"Col. Darnell Waun's Second Chance at Life,"
Jefferson Surgical Solutions: Vol. 1:
2, Article 1.
Available at: https://jdc.jefferson.edu/jss/vol1/iss2/1
Colonel Darnell Waun has been a critical care nurse for all 28 years of his career in the Air Force Nursing Corps, but only after a 2005 liver transplant at Jefferson has he fully experienced life, as he says, on "both sides of the bed rails."
In 1998, while serving as Commander of the 8th Medical Operation Squadron and Chief Nurse at Kunsan Air Force Base, Korea, Col. Waun was diagnosed with Primary Sclerosing Cholangitis (PSC). This disease, which causes the bile ducts to narrow through inflammation and scarring, progresses slowly, resulting in a 7-to-10 year life expectancy. After undergoing a partial liver resection, Col. Waun enjoyed many years of relative good health, even flying with the Air Force Air Vac Unit until 2003.
In June 2004, Col. Waun was stationed at Dover Air Force Base (AFB) in Delaware – an assignment that he highlights as a "twist of fate," as it ultimately brought him to Jefferson. He knew Jefferson oncologist Edith Mitchell, MD (a former reservist), who referred him here for a hepatology assessment. Symptoms related to PSC recurred, and he was placed on the transplant wait list on Valentine's Day 2005. "The waiting is the hardest part," he explains, "because there may be no end date. Your life revolves around staying close to the transplant center." He grew sicker, ultimately having to sleep leaning over the couch so his abdomen would not fill with fluid.
"I’d like to be able to make a similar kind of difference in the lives of others."
On October 29th, 2005, the Colonel learned he was the back-up recipient for a liver. "It was a huge rush," he says, "but I also was aware that this could be my very last procedure." On Halloween Day, a matching liver became available, and Cataldo Doria, MD, performed the surgery. Col. Waun was discharged within 16 days and back at work on January 3, 2006, as the Commander of the 436th Medical Group at Dover AFB. He has since communicated with the donor's family, who has experienced both sides of transplant surgery.

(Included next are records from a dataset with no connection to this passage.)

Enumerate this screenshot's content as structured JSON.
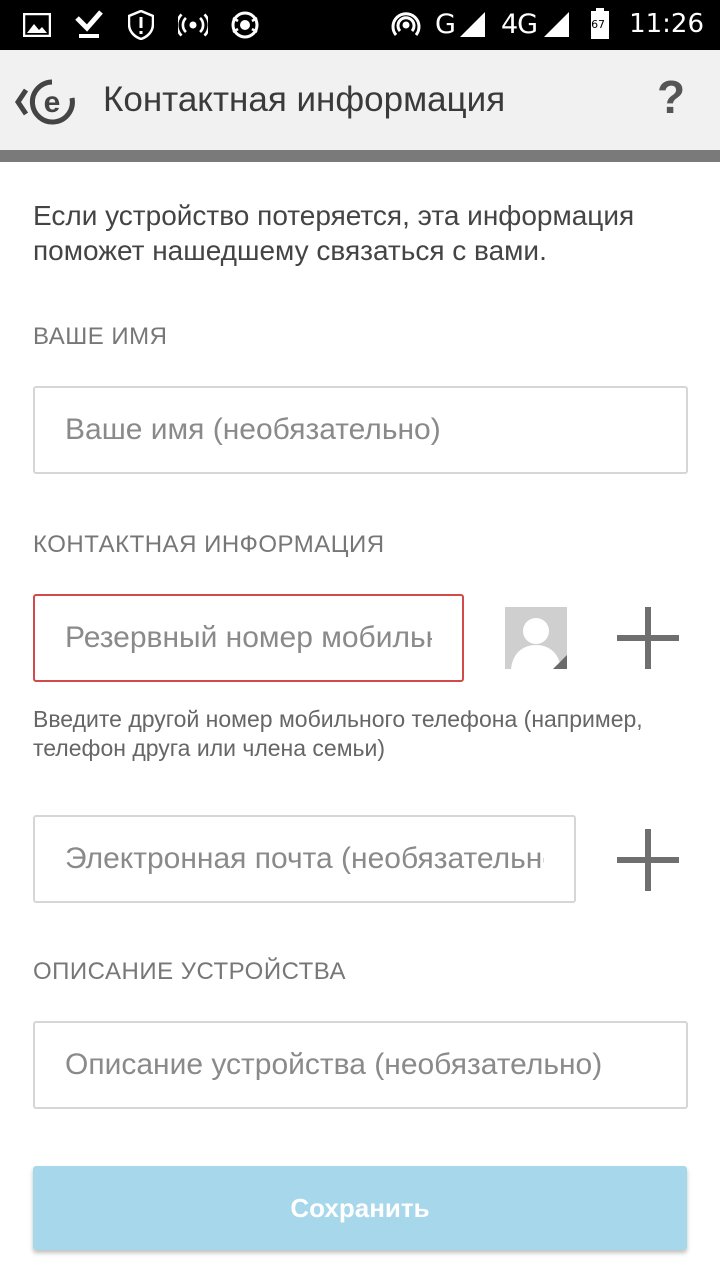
{
  "status_bar": {
    "icons_left": [
      "gallery-icon",
      "check-bag-icon",
      "shield-alert-icon",
      "broadcast-icon",
      "antivirus-icon"
    ],
    "icons_right": [
      "hotspot-icon",
      "signal-icon",
      "battery-icon"
    ],
    "network_g": "G",
    "network_4g": "4G",
    "battery": "67",
    "time": "11:26"
  },
  "app_bar": {
    "title": "Контактная информация",
    "help": "?"
  },
  "intro_text": "Если устройство потеряется, эта информация поможет нашедшему связаться с вами.",
  "name_section": {
    "label": "ВАШЕ ИМЯ",
    "placeholder": "Ваше имя (необязательно)"
  },
  "contact_section": {
    "label": "КОНТАКТНАЯ ИНФОРМАЦИЯ",
    "phone_placeholder": "Резервный номер мобильного телефона",
    "phone_hint": "Введите другой номер мобильного телефона (например, телефон друга или члена семьи)",
    "email_placeholder": "Электронная почта (необязательно)"
  },
  "device_section": {
    "label": "ОПИСАНИЕ УСТРОЙСТВА",
    "placeholder": "Описание устройства (необязательно)"
  },
  "save_button": "Сохранить",
  "colors": {
    "accent_disabled": "#a7d7ea",
    "error_border": "#d14b4b",
    "appbar_bg": "#f1f1f1"
  }
}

The donor's brother had received a heart transplant.
Col. Waun retires this summer from the Air Force, but is considering becoming a transplant coordinator. "I'd like to be able to make a similar kind of difference in the lives of others," he says, "although I firmly believe that there is also something bigger that plays a hand."
The Surgeon Speaks"Every liver transplant is extremely difficult. However, Col. Waun's 8-hour surgery stands out as one of the most complex of my career. His previous liver surgeries - a liver resection, where part of the liver is removed, and a bile duct reconstruction — contributed to changes in how the organs were arranged in the abdomen. The liver becomes very hard, as the venous system that brings blood to the tissue has become obstructed, and the walls of the veins enlarge. Every time a surgeon opens and closes the abdomen, there may be inflammation and adhesions. In subsequent procedures you are not provided with the usual anatomical reference points and must envision how previous surgeries modified the anatomy. In some cases previous surgeries can cause a patient to be deemed untransplantable. Col. Waun's case demonstrates that — even against the greatest odds — it is possible to save a life through a transplant. As a transplant center, Jefferson continues to embrace even the most difficult cases."
--Cataldo Doria, MD, PhD
Interim Director, Transplant Division